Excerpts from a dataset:

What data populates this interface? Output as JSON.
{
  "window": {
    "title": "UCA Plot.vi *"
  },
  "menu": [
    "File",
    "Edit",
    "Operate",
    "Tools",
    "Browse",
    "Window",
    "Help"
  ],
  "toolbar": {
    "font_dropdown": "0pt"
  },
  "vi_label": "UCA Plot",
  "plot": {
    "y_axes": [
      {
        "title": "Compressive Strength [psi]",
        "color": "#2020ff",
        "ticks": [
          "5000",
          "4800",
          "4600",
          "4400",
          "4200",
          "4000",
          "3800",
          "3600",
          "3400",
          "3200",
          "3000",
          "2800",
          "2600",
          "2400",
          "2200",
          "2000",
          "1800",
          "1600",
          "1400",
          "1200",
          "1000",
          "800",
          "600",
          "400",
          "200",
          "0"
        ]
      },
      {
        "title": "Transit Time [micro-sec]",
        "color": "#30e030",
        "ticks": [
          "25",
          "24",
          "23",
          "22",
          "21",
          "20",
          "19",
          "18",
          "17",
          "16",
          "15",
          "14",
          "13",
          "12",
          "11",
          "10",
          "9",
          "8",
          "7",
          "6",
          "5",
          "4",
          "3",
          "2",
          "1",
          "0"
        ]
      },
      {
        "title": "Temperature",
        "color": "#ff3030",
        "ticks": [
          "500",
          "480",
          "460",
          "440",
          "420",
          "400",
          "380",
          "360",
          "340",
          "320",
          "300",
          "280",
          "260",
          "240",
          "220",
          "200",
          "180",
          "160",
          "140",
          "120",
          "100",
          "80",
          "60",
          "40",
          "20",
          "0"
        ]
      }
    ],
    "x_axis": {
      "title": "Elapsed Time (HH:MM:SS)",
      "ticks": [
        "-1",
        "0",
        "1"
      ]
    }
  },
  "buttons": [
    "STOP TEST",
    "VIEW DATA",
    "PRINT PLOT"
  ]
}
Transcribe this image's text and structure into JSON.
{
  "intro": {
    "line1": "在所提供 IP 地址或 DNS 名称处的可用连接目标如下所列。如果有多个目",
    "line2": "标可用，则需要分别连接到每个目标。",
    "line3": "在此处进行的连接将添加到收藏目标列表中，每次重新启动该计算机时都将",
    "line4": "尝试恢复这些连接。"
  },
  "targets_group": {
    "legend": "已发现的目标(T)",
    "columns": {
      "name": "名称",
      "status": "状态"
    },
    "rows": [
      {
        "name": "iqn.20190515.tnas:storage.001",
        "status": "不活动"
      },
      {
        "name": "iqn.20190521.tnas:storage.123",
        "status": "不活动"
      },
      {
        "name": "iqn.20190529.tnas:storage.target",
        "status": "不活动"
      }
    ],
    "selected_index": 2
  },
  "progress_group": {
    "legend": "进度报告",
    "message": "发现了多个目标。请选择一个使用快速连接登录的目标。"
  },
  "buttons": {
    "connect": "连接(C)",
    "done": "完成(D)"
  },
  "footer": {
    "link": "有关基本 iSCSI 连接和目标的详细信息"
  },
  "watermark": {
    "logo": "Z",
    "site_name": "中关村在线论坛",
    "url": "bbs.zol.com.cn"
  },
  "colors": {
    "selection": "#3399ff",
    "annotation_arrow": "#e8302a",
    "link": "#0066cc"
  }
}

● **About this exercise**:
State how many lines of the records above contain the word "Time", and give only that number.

● **Problem solution**:
2